As well as arranging most of the music for the group, Paddy proved an inspirational composer. He added many rousing pieces to the treasure trove of Irish jigs, reels and laments and his competency didn’t go unnoticed in the movie world. Word reached Tinsel Town of the harmonic genius from Donnycarney and he provided music for such films as The Grey Fox, Gangs of New York, and Braveheart.
His appeal transcended musical tastes and perceived barriers and in between performing at venues across Ireland, Britain and America he did session work for the likes of Paul McCartney, Stevie Wonder, and Mick Jagger, all of whom were captivated by his phenomenal gift.
Though the band’s membership changed over the years Paddy remained at the helm for the almost six decades that the Chieftains enriched our lives. And he proved himself a Chieftain in the true sense of the term, with his boundless energy, outstanding leadership qualities and quiet but assured charisma.
Among the high points of the band’s seemingly non-stop instrumentation were the China visit and the performance at the soon-to-be-demolished Berlin Wall.
In 1983 they won over millions of Chinese who were beguiled by the unfamiliar sounds that Paddy and the lads introduced to that populous nation. The citizens of the People’s Republic forgot their troubles as the band transported them in fancy to happier times and places. They might be living under the watchful eye of Chairman Mao but for those precious hours they could dance to a different tune. Naturally, the Chieftains also entertained Pope John Paul II and Queen Elizabeth when they visited Ireland.
And what better place to celebrate the harmonics of our freedom-loving Celtic culture than in the shadow of one of the greatest monuments to tyranny on the planet. In 1990 the lads captured the true spirit of liberation and a renewal of hope when they arrived at the Berlin Wall. Just a few months earlier the infamous barrier had been stormed as democracy returned to a divided Germany.
The Chieftains under Paddy’s motivating direction continued to woo audiences worldwide and their music even found its way into Outer Space in 2010 when Paddy’s friend, astronaut Cady Coleman, famously produced a flute and tin whistle inside the International Space Station, the result being an album called The Chieftains in Orbit.
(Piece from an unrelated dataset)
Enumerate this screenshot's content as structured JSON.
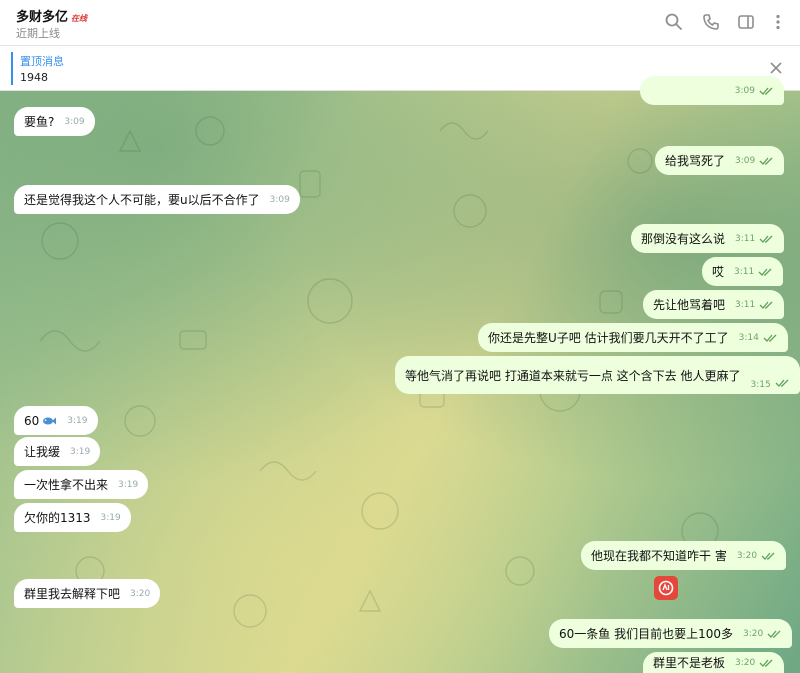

Covid dealt a temporary blow to the band, as it did to the whole arts and entertainment sector, and put a dampener on the eagerly awaited 2022 tour to celebrate the 60th anniversary of The Chieftains.
But Paddy Moloney already had more than enough achievements to his credit, including winning six Grammy awards, the 45 albums released by Claddagh Records, and a staunch fan base spanning the globe.
His loss, though keenly felt by his millions of fans, was Heaven’s gain and he’s now, I’d safely say, in a place where the music never dies.